How can a good and powerful God tolerate all the evil in the world? That question—frequently posed by skeptics and liberal theologians—is a not-so-veiled attack on the God of the Bible, and an easy excuse for those looking to undercut or ignore the authority of His Word.
Monday, January 16, 2017
One of the most common excuses given by those who reject the God of the Bible is the issue of evil in the world. Skeptics and theological liberals ask, “How can the God portrayed in the Bible as good, holy, and loving allow massive injustices and evil in the world?” Some ask, “How can an all-powerful God be loving and tolerate all of the effects of evil which inflict so much suffering around the world?” In fact, many skeptics and theological liberals believe this dilemma backs Christians into an impossible position.
Friday, January 13, 2017
On Sunday, January 2, John MacArthur stepped into the pulpit to deliver his first sermon of the twenty-first century: “A Church for the New Millennium.” If the church is to survive in a new millennium what should it look like?
Thursday, January 12, 2017
The contrast between Jesus and Judas is striking. Set against the backdrop of Judas’s hatred, Jesus’ love shines even brighter. We can have a better sense of the magnitude of Christ’s love when we understand that in the heart of Judas was the blackest kind of hatred and rejection. The very same words of love by which Jesus gradually drew the hearts of the other disciples to Himself only pushed Judas further and further away.
Wednesday, January 11, 2017
Much of the discussion about Martin Luther these days seems to focus on his flaws rather than his faith, and that’s a pity. It’s quite true that some conspicuous blemishes mar the great Reformer’s reputation. His most glaring faults arose from a brooding disposition. He seemed naturally prone to melancholy, impatience, a vehement temper, and a sharp tongue. Even Luther’s most devoted friends recognized those traits as serious shortcomings.
Tuesday, January 10, 2017
In the final hours before His arrest and execution—at a time when our feeble minds would have been consumed with anxiety and panic—Christ put His friends first. The Lord spent His fleeting moments of freedom faithfully ministering to them, preparing them for their own ministry, and laying the foundation of the church He would build through them.
Monday, January 9, 2017
We live in an egotistical, narcissistic generation. Our culture is obsessed with self-esteem, self-love, self-fulfillment, and every conceivable kind of selfish pursuit. People relentlessly promote themselves, praise themselves, and put themselves first.
Friday, December 23, 2016
Christmas signifies Christ’s entry into humanity. It’s wonderful to ponder the birth scene in Bethlehem and marvel at the fact that God tabernacled among men (John 1:14). But we need to remember that was His first coming. The obscure and humble surroundings that accompanied His earthly arrival will one day be overshadowed by His second glorious coming.
Thursday, December 22, 2016

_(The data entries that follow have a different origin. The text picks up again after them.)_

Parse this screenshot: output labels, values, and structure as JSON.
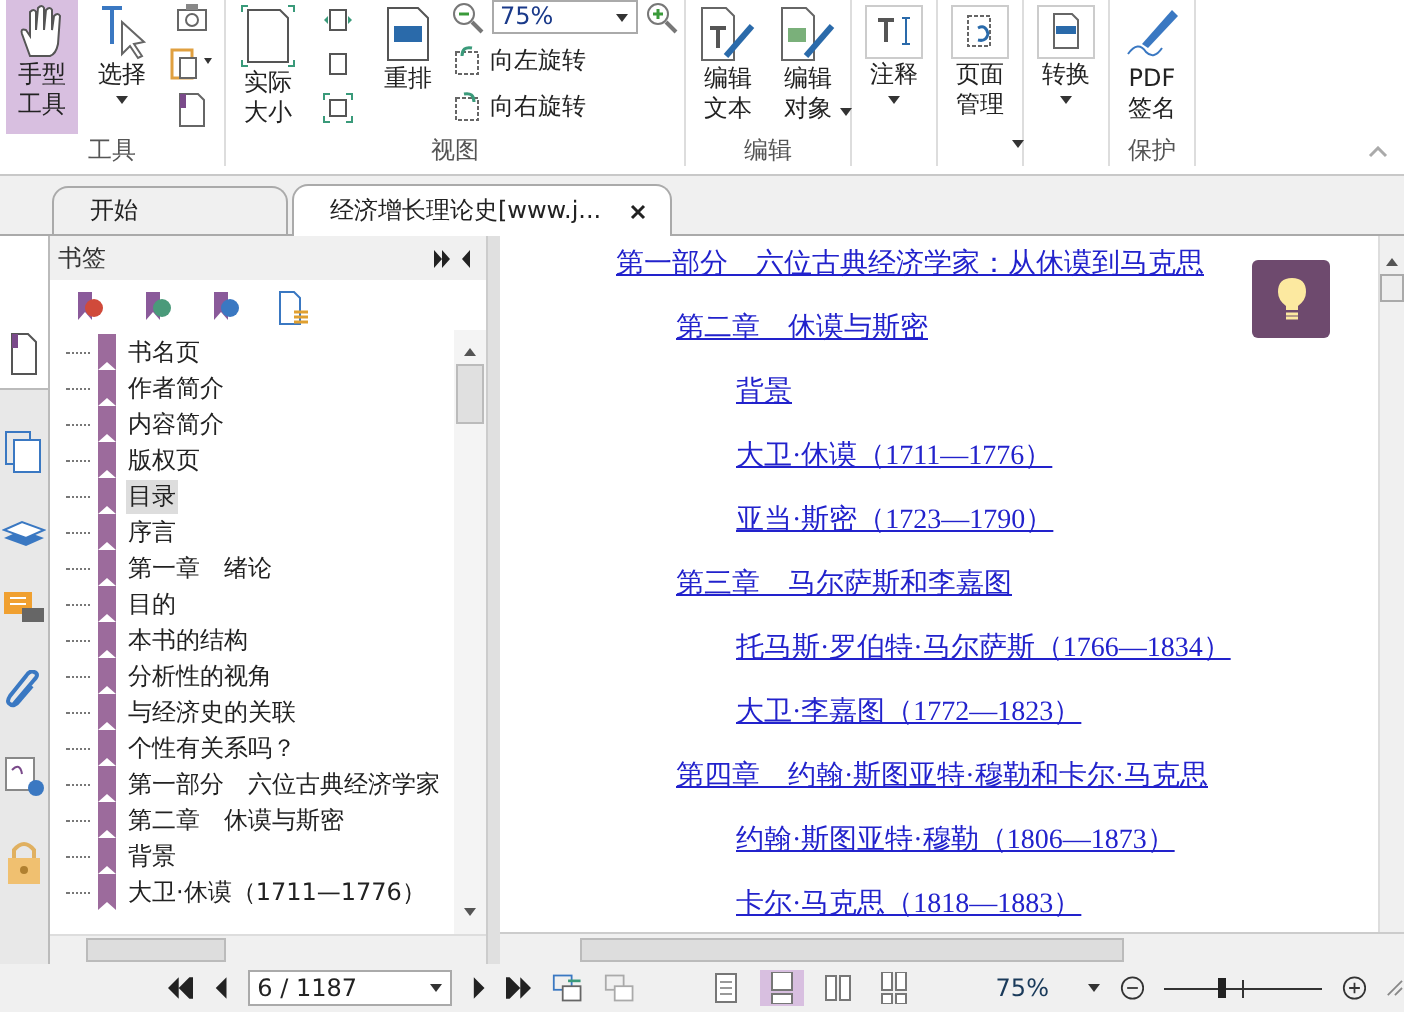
{
  "ribbon": {
    "tool_group": {
      "label": "工具",
      "hand_tool": {
        "label": "手型工具",
        "selected": true
      },
      "select_tool": {
        "label": "选择",
        "selected": false
      }
    },
    "view_group": {
      "label": "视图",
      "actual_size": "实际大小",
      "reflow": "重排",
      "zoom_value": "75%",
      "rotate_left": "向左旋转",
      "rotate_right": "向右旋转"
    },
    "edit_group": {
      "label": "编辑",
      "edit_text": "编辑文本",
      "edit_object": "编辑对象"
    },
    "annotate": "注释",
    "page_manage": "页面管理",
    "convert": "转换",
    "protect_group": {
      "label": "保护",
      "pdf_sign": "PDF\n签名"
    }
  },
  "tabs": [
    {
      "label": "开始",
      "selected": false
    },
    {
      "label": "经济增长理论史[www.j...",
      "selected": true
    }
  ],
  "bookmarks_panel": {
    "title": "书签",
    "items": [
      {
        "label": "书名页",
        "selected": false
      },
      {
        "label": "作者简介",
        "selected": false
      },
      {
        "label": "内容简介",
        "selected": false
      },
      {
        "label": "版权页",
        "selected": false
      },
      {
        "label": "目录",
        "selected": true
      },
      {
        "label": "序言",
        "selected": false
      },
      {
        "label": "第一章　绪论",
        "selected": false
      },
      {
        "label": "目的",
        "selected": false
      },
      {
        "label": "本书的结构",
        "selected": false
      },
      {
        "label": "分析性的视角",
        "selected": false
      },
      {
        "label": "与经济史的关联",
        "selected": false
      },
      {
        "label": "个性有关系吗？",
        "selected": false
      },
      {
        "label": "第一部分　六位古典经济学家",
        "selected": false
      },
      {
        "label": "第二章　休谟与斯密",
        "selected": false
      },
      {
        "label": "背景",
        "selected": false
      },
      {
        "label": "大卫·休谟（1711—1776）",
        "selected": false
      }
    ]
  },
  "document_toc": [
    {
      "label": "第一部分　六位古典经济学家：从休谟到马克思",
      "children": [
        {
          "label": "第二章　休谟与斯密",
          "children": [
            {
              "label": "背景"
            },
            {
              "label": "大卫·休谟（1711—1776）"
            },
            {
              "label": "亚当·斯密（1723—1790）"
            }
          ]
        },
        {
          "label": "第三章　马尔萨斯和李嘉图",
          "children": [
            {
              "label": "托马斯·罗伯特·马尔萨斯（1766—1834）"
            },
            {
              "label": "大卫·李嘉图（1772—1823）"
            }
          ]
        },
        {
          "label": "第四章　约翰·斯图亚特·穆勒和卡尔·马克思",
          "children": [
            {
              "label": "约翰·斯图亚特·穆勒（1806—1873）"
            },
            {
              "label": "卡尔·马克思（1818—1883）"
            }
          ]
        }
      ]
    }
  ],
  "status_bar": {
    "page_field": "6 / 1187",
    "zoom_value": "75%",
    "zoom_slider": {
      "level": 0.37
    },
    "view_modes": [
      {
        "selected": false
      },
      {
        "selected": true
      },
      {
        "selected": false
      },
      {
        "selected": false
      }
    ]
  }
}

We shouldn’t be deceived by the size and seeming vulnerability of the baby in the manger. Jesus Christ is the creator and ruler of the entire universe—and His incarnation didn’t alter that. Even in His infancy, He was supreme to everything else, in every possible way.

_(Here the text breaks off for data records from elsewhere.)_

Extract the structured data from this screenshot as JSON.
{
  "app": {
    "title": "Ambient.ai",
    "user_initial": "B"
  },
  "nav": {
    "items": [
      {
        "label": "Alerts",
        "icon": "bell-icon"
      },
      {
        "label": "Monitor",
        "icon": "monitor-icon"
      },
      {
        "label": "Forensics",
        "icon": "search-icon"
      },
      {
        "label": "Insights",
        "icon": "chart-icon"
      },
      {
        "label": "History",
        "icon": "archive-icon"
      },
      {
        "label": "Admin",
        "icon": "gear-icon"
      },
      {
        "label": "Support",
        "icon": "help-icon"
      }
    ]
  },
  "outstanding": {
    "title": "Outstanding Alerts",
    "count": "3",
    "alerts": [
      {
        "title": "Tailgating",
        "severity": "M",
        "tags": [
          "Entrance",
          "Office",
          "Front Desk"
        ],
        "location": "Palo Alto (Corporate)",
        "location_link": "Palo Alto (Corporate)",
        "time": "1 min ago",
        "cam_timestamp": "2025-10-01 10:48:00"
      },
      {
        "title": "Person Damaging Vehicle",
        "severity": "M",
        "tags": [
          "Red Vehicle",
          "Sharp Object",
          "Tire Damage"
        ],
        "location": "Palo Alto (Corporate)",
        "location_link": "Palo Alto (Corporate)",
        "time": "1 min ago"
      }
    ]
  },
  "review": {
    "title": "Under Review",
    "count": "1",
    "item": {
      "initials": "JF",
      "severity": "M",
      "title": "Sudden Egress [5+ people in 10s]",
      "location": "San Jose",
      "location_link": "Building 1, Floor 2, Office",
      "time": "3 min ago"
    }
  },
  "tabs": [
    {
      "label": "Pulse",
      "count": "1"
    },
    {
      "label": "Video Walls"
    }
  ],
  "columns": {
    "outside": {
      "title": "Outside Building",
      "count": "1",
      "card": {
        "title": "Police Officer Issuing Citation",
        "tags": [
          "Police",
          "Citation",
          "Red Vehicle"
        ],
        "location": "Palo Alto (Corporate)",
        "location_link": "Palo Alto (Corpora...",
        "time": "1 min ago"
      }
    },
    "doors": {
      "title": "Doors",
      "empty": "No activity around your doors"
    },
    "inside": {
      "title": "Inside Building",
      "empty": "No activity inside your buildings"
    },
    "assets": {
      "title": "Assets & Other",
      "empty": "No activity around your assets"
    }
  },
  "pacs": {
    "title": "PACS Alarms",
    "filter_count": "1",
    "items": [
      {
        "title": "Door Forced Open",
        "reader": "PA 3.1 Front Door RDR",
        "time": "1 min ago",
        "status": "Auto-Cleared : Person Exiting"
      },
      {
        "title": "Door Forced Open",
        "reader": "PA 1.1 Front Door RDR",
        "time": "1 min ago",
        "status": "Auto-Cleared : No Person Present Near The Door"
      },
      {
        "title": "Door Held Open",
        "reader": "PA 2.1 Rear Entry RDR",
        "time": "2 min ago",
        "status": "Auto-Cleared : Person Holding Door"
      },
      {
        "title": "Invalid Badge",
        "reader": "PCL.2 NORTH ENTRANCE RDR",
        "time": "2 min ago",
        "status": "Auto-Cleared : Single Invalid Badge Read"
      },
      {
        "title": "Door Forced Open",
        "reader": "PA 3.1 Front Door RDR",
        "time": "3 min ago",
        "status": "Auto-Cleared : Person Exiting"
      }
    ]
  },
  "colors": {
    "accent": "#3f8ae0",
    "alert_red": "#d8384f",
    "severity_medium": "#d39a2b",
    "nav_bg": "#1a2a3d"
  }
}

Tuesday, December 20, 2016
Many believers fall into a myopic trap around this time of year. Caught up in the trappings and traditions of the season, they quickly lose sight of why we’re celebrating Christ’s birth in the first place. In simple terms, their emphasis on Christ’s infancy blinds them to His supremacy.

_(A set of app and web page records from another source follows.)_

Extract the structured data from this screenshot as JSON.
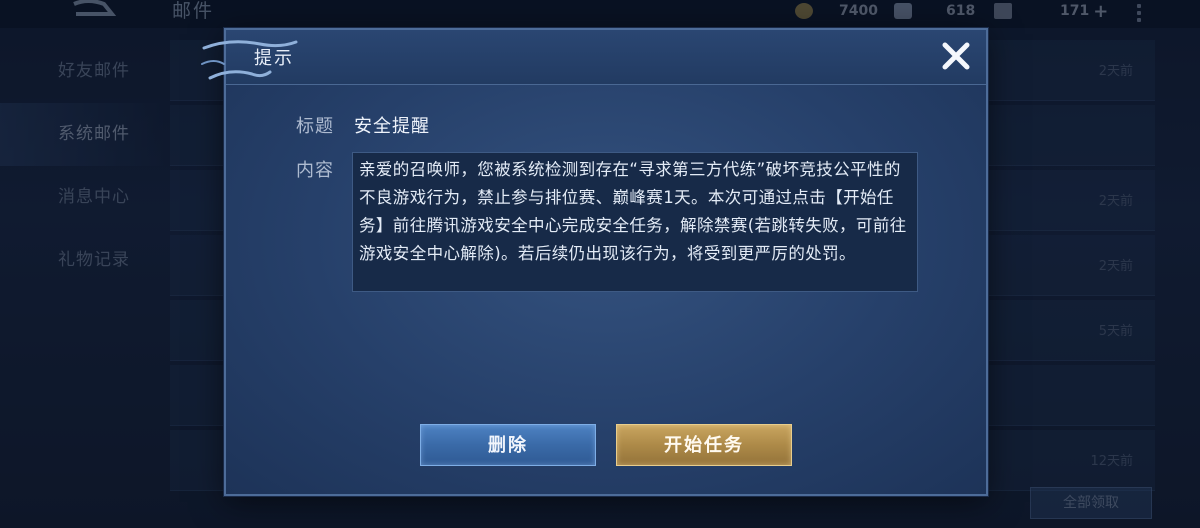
{
  "topbar": {
    "page_title": "邮件",
    "resources": [
      {
        "icon": "gold-coin-icon",
        "value": "7400"
      },
      {
        "icon": "diamond-icon",
        "value": "618"
      },
      {
        "icon": "voucher-icon",
        "value": "171"
      }
    ]
  },
  "sidebar": {
    "items": [
      {
        "label": "好友邮件"
      },
      {
        "label": "系统邮件"
      },
      {
        "label": "消息中心"
      },
      {
        "label": "礼物记录"
      }
    ]
  },
  "mail_list": {
    "times": [
      "2天前",
      "",
      "2天前",
      "2天前",
      "5天前",
      "",
      "12天前"
    ],
    "bottom_button": "全部领取"
  },
  "dialog": {
    "title": "提示",
    "subject_label": "标题",
    "subject": "安全提醒",
    "content_label": "内容",
    "content": "亲爱的召唤师，您被系统检测到存在“寻求第三方代练”破坏竞技公平性的不良游戏行为，禁止参与排位赛、巅峰赛1天。本次可通过点击【开始任务】前往腾讯游戏安全中心完成安全任务，解除禁赛(若跳转失败，可前往游戏安全中心解除)。若后续仍出现该行为，将受到更严厉的处罚。",
    "delete_button": "删除",
    "start_button": "开始任务"
  },
  "colors": {
    "dialog_bg": "#26406a",
    "delete_button": "#3a6aa8",
    "start_button": "#ad8a48"
  }
}
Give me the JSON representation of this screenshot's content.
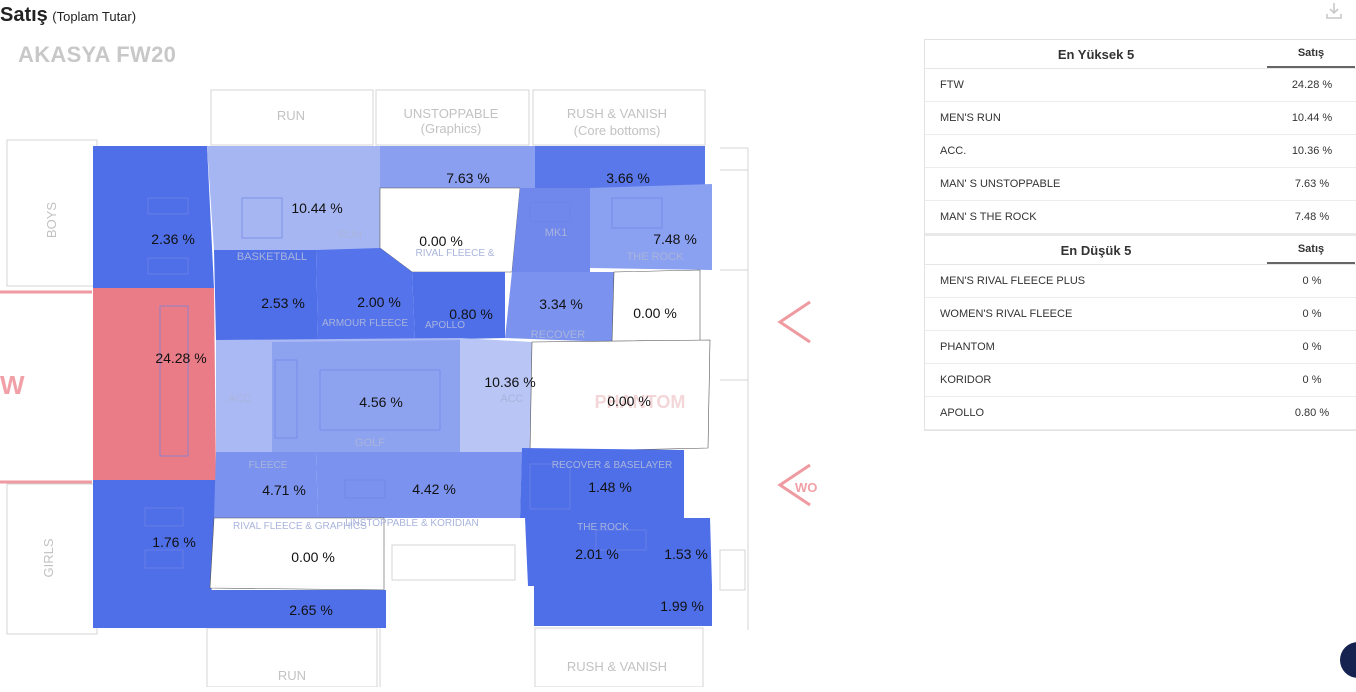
{
  "header": {
    "title": "Satış",
    "subtitle": "(Toplam Tutar)",
    "download_icon": "download-icon"
  },
  "store_name": "AKASYA FW20",
  "floor_labels": {
    "run_top": "RUN",
    "unstoppable_top": "UNSTOPPABLE",
    "unstoppable_sub": "(Graphics)",
    "rush_top": "RUSH & VANISH",
    "rush_sub": "(Core bottoms)",
    "boys": "BOYS",
    "girls": "GIRLS",
    "run_bottom": "RUN",
    "rush_bottom": "RUSH & VANISH",
    "run_faint": "RUN",
    "basketball": "BASKETBALL",
    "rival_fleece": "RIVAL FLEECE &",
    "armour_fleece": "ARMOUR FLEECE",
    "apollo_faint": "APOLLO",
    "recover": "RECOVER",
    "mk1": "MK1",
    "the_rock": "THE ROCK",
    "acc_left": "ACC",
    "acc_right": "ACC",
    "golf": "GOLF",
    "phantom_faint": "PHANTOM",
    "fleece": "FLEECE",
    "rival_fleece_graphics": "RIVAL FLEECE & GRAPHICS",
    "unstoppable_koridian": "UNSTOPPABLE & KORIDIAN",
    "recover_baselayer": "RECOVER & BASELAYER",
    "the_rock_bottom": "THE ROCK",
    "left_edge": "W",
    "right_edge": "WO"
  },
  "zone_values": {
    "boys": "2.36 %",
    "ftw": "24.28 %",
    "girls": "1.76 %",
    "run": "10.44 %",
    "unstoppable": "7.63 %",
    "rush_vanish": "3.66 %",
    "women_rival_fleece": "0.00 %",
    "the_rock": "7.48 %",
    "basketball": "2.53 %",
    "armour_fleece": "2.00 %",
    "apollo": "0.80 %",
    "recover": "3.34 %",
    "koridor": "0.00 %",
    "acc_right": "10.36 %",
    "golf": "4.56 %",
    "phantom": "0.00 %",
    "fleece": "4.71 %",
    "unstoppable_koridian": "4.42 %",
    "recover_baselayer": "1.48 %",
    "rival_fleece_graphics": "0.00 %",
    "the_rock_bottom": "2.01 %",
    "corner": "1.53 %",
    "run_bottom": "2.65 %",
    "rush_bottom": "1.99 %"
  },
  "top5": {
    "title": "En Yüksek 5",
    "col": "Satış",
    "rows": [
      {
        "name": "FTW",
        "value": "24.28 %"
      },
      {
        "name": "MEN'S RUN",
        "value": "10.44 %"
      },
      {
        "name": "ACC.",
        "value": "10.36 %"
      },
      {
        "name": "MAN' S UNSTOPPABLE",
        "value": "7.63 %"
      },
      {
        "name": "MAN' S THE ROCK",
        "value": "7.48 %"
      }
    ]
  },
  "bottom5": {
    "title": "En Düşük 5",
    "col": "Satış",
    "rows": [
      {
        "name": "MEN'S RIVAL FLEECE PLUS",
        "value": "0 %"
      },
      {
        "name": "WOMEN'S RIVAL FLEECE",
        "value": "0 %"
      },
      {
        "name": "PHANTOM",
        "value": "0 %"
      },
      {
        "name": "KORIDOR",
        "value": "0 %"
      },
      {
        "name": "APOLLO",
        "value": "0.80 %"
      }
    ]
  },
  "colors": {
    "strong_blue": "#4f6fe8",
    "mid_blue": "#7b93ee",
    "light_blue": "#b4c2f4",
    "red": "#e97c86",
    "white": "#ffffff"
  }
}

Monday, December 19, 2016
What do you think about when you see a nativity scene? We might recognize the baby in the manger as God in flesh. But seeing Christ as a helpless and vulnerable infant can delude us into thinking that the humility of the incarnation was not isolated to His physical form—that somehow, His deity was also diminished.
Friday, December 16, 2016
Have you considered how dangerous Christmastime is for believers? Throughout the rest of the year, the spiritual dividing lines are clearly delineated. But as the world pauses to pay lip service to Christ’s birth, Christians can be easily swept up in the pomp and traditions, and forfeit a tremendous opportunity to proclaim the truth about our Lord.